    This module will follow on from CS-170 and introduces students to mathematical tools and techniques for modelling computing systems.

  • CS-210 Concurrency

    This module provides an introduction to the issues raised in developing and using concurrent and distributed systems. Consideration of practical and formal solutions to example problems from operating systems and networking.

  • CS-270 Algorithms

    This module introduces students to the formal concepts of algorithms and data structures and will enable them to understand how the selection of different algorithms and data types affects the performance and efficiency of a program. Particular attention will be paid to the fundamental problems of searching, sorting, and graph traversal.

  • HUP170 Introduction to Logic
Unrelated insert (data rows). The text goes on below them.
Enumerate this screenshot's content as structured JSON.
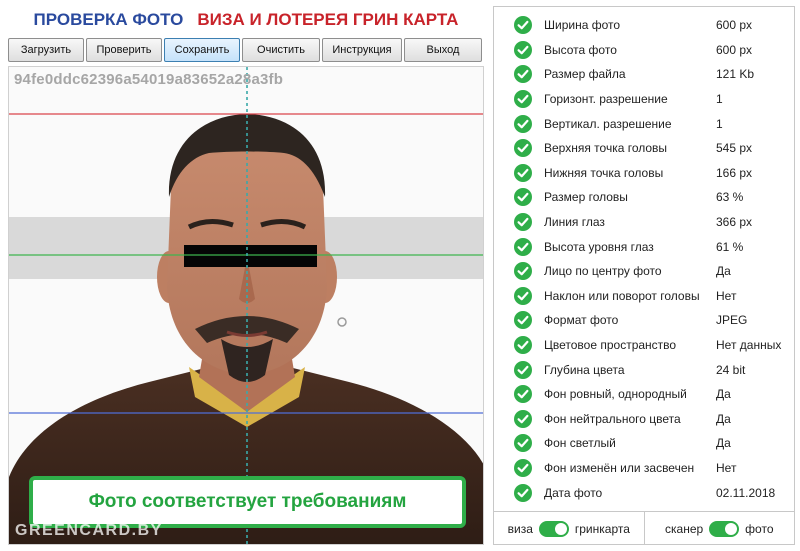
{
  "header": {
    "title_left": "ПРОВЕРКА ФОТО",
    "title_right": "ВИЗА И ЛОТЕРЕЯ ГРИН КАРТА"
  },
  "toolbar": {
    "buttons": [
      {
        "label": "Загрузить"
      },
      {
        "label": "Проверить"
      },
      {
        "label": "Сохранить"
      },
      {
        "label": "Очистить"
      },
      {
        "label": "Инструкция"
      },
      {
        "label": "Выход"
      }
    ],
    "active_index": 2
  },
  "photo": {
    "file_hash": "94fe0ddc62396a54019a83652a28a3fb",
    "verdict": "Фото соответствует требованиям",
    "watermark": "GREENCARD.BY"
  },
  "checks": [
    {
      "label": "Ширина фото",
      "value": "600 px"
    },
    {
      "label": "Высота фото",
      "value": "600 px"
    },
    {
      "label": "Размер файла",
      "value": "121 Kb"
    },
    {
      "label": "Горизонт. разрешение",
      "value": "1"
    },
    {
      "label": "Вертикал. разрешение",
      "value": "1"
    },
    {
      "label": "Верхняя точка головы",
      "value": "545 px"
    },
    {
      "label": "Нижняя точка головы",
      "value": "166 px"
    },
    {
      "label": "Размер головы",
      "value": "63 %"
    },
    {
      "label": "Линия глаз",
      "value": "366 px"
    },
    {
      "label": "Высота уровня глаз",
      "value": "61 %"
    },
    {
      "label": "Лицо по центру фото",
      "value": "Да"
    },
    {
      "label": "Наклон или поворот головы",
      "value": "Нет"
    },
    {
      "label": "Формат фото",
      "value": "JPEG"
    },
    {
      "label": "Цветовое пространство",
      "value": "Нет данных"
    },
    {
      "label": "Глубина цвета",
      "value": "24 bit"
    },
    {
      "label": "Фон ровный, однородный",
      "value": "Да"
    },
    {
      "label": "Фон нейтрального цвета",
      "value": "Да"
    },
    {
      "label": "Фон светлый",
      "value": "Да"
    },
    {
      "label": "Фон изменён или засвечен",
      "value": "Нет"
    },
    {
      "label": "Дата фото",
      "value": "02.11.2018"
    }
  ],
  "modes": {
    "purpose": {
      "left": "виза",
      "right": "гринкарта",
      "selected": "гринкарта"
    },
    "source": {
      "left": "сканер",
      "right": "фото",
      "selected": "фото"
    }
  },
  "colors": {
    "check_green": "#2fae49",
    "title_blue": "#2a4a9e",
    "title_red": "#c8232a",
    "top_guide": "#d9434a",
    "eye_guide": "#3fb54e",
    "chin_guide": "#4f6ed6",
    "center_guide": "#3aa9a9"
  }
}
    This module introduces students to the language and tools of classical elementary logic and addresses questions about the relations between formal and natural languages. It cultivates students¿ ability to translate complex natural language passages into formal claims and arguments, to assess their validity, and to engage with such further philosophical topics as: analyticity, apriority, necessity, descriptions, existence, identity, truth, meaning and reference. Finally, students will engage with various techniques required for reasoning about complex systems.